This session was followed by three days of teacher training for 16 more teachers of Spanish and French. Combined with a training McLean did in Burlington this past June, over 60 teachers, up from 16 last year, have learned this approach. The teachers came from Arizona, Connecticut, Maine, Massachusetts, New Hampshire, New Jersey, New York, North Carolina, Ohio, Pennsylvania, Vermont, Virginia, and Washington, D. C. "Teacher training is something I started last summer," McLean said. "I love teaching students, but teaching teachers means they go back into their schools and change how language is taught. It's so exciting to see the exponential growth of this approach. Teachers are hungry for a way to teach language that engages all students and boosts speaking proficiency."
Developing a business, McLean said, has its challenges.
"I became so passionate about this approach," she said, "I naively didn't totally realize how much work the business side is. I have no background in marketing. But I love so much about what I'm doing that I'm figuring it out as I go. After my last workshop, an older woman came up to me. Crying, she said, 'I never thought I could learn a language, and now I know I can.' That's why I offer so many free classes. I want people to know they can do this."
The next free Spanish class will be Sept. 8, from 6 to 7 p.m. at 73 Main St. Express Fluency also offers classes in New York City and Boston, and will be adding new locations. More information is available at www.ExpressFluency.com, firstname.lastname@example.org, email@example.com, or 802-275-2694.
Contact Nancy A. Olson at firstname.lastname@example.org.
TALK TO US

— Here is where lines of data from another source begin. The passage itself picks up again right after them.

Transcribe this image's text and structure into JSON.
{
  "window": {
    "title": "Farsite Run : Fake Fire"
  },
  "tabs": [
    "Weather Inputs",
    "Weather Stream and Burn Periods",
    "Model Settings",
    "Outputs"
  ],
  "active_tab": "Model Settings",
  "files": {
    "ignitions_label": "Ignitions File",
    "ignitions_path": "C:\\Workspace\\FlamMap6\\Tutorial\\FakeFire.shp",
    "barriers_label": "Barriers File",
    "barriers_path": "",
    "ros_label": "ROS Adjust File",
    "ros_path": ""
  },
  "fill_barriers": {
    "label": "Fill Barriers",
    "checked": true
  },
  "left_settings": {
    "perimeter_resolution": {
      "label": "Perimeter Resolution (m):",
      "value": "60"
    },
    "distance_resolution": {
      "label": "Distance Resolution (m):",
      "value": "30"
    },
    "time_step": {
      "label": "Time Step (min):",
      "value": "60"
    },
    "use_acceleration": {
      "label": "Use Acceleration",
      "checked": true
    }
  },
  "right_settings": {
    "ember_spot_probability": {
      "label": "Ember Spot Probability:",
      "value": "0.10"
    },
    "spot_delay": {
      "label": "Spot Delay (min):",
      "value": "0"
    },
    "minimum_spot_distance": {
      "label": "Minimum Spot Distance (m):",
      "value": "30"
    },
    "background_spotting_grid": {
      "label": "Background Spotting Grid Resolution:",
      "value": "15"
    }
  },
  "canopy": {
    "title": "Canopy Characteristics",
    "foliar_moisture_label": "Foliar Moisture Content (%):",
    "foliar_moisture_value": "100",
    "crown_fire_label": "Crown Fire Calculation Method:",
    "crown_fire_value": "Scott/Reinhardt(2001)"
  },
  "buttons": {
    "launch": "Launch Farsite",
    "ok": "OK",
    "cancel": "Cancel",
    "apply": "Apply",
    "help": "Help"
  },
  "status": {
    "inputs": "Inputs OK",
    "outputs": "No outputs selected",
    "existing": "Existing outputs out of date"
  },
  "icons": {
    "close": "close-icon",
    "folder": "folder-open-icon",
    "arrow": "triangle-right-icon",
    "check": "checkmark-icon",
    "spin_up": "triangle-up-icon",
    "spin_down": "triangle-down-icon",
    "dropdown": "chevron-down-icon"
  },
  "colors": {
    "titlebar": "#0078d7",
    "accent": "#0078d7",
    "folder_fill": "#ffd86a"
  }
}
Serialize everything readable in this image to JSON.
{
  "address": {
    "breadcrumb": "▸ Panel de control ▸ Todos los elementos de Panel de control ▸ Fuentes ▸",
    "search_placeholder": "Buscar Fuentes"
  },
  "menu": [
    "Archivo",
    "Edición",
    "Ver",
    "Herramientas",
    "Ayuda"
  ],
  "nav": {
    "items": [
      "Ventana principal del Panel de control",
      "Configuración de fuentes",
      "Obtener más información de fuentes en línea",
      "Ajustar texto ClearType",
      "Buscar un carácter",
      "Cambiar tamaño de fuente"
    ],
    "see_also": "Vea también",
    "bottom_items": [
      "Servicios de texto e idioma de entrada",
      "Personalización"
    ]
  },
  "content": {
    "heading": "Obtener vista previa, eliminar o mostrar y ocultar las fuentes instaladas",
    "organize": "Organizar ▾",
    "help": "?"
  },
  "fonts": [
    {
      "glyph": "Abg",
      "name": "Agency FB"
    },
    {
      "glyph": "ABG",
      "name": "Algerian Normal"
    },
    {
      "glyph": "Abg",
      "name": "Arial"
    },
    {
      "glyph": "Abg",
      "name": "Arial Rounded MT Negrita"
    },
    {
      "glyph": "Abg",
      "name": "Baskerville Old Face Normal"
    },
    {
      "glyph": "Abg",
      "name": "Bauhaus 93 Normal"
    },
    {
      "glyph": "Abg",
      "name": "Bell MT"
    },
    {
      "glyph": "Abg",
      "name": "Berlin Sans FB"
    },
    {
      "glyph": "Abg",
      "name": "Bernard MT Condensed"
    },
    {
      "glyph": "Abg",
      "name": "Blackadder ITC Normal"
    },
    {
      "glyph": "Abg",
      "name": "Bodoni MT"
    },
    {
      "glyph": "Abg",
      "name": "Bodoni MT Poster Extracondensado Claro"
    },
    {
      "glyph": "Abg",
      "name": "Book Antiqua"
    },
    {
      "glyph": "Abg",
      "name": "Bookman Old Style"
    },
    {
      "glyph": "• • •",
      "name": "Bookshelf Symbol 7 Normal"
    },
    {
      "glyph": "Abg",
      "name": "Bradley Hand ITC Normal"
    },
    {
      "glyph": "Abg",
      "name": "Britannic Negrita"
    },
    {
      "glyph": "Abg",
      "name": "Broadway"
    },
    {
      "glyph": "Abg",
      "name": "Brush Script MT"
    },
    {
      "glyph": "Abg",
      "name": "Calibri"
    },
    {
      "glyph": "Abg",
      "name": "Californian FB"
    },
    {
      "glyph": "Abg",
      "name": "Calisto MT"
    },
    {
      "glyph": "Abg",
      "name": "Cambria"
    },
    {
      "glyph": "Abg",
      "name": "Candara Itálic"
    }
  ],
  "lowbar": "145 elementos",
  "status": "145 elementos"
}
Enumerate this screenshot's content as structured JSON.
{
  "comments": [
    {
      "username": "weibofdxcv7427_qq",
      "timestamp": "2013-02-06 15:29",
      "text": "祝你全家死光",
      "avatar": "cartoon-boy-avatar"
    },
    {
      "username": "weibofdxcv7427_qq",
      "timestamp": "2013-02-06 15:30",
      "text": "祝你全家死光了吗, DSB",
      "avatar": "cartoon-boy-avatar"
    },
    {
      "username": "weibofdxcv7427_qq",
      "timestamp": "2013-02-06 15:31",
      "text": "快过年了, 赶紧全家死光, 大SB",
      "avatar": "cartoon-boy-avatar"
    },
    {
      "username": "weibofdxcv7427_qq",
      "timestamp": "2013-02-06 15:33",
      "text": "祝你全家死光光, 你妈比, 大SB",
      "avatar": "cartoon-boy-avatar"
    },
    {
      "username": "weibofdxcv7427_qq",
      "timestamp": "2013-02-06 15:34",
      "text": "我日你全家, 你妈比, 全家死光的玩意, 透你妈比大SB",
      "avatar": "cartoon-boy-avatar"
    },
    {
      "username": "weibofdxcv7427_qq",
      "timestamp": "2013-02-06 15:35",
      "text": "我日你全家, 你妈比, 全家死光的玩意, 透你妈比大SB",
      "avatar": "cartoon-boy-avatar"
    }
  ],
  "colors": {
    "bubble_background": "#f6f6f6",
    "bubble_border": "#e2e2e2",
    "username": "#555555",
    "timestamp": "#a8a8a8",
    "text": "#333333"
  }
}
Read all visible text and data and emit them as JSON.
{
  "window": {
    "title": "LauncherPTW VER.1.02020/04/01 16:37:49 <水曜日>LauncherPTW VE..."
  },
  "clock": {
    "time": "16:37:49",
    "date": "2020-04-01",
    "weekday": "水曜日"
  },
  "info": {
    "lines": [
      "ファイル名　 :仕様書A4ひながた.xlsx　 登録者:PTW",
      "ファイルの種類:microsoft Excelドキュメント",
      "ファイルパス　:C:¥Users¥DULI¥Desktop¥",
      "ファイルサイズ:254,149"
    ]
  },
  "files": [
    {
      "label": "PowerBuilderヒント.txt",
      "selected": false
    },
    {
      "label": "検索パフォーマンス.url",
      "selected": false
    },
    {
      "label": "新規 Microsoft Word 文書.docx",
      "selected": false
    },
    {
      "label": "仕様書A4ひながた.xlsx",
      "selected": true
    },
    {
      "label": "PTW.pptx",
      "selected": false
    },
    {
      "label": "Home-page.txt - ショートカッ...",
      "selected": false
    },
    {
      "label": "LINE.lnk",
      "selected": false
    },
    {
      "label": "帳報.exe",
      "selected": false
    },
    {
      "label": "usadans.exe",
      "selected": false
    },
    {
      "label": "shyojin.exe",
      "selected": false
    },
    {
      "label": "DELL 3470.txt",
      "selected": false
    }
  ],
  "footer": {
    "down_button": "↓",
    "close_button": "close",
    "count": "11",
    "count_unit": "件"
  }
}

If you'd like to leave a comment (or a tip or a question) about this story with the editors, please email us. We also welcome letters to the editor for publication; you can do that by filling out our letters form and submitting it to the newsroom.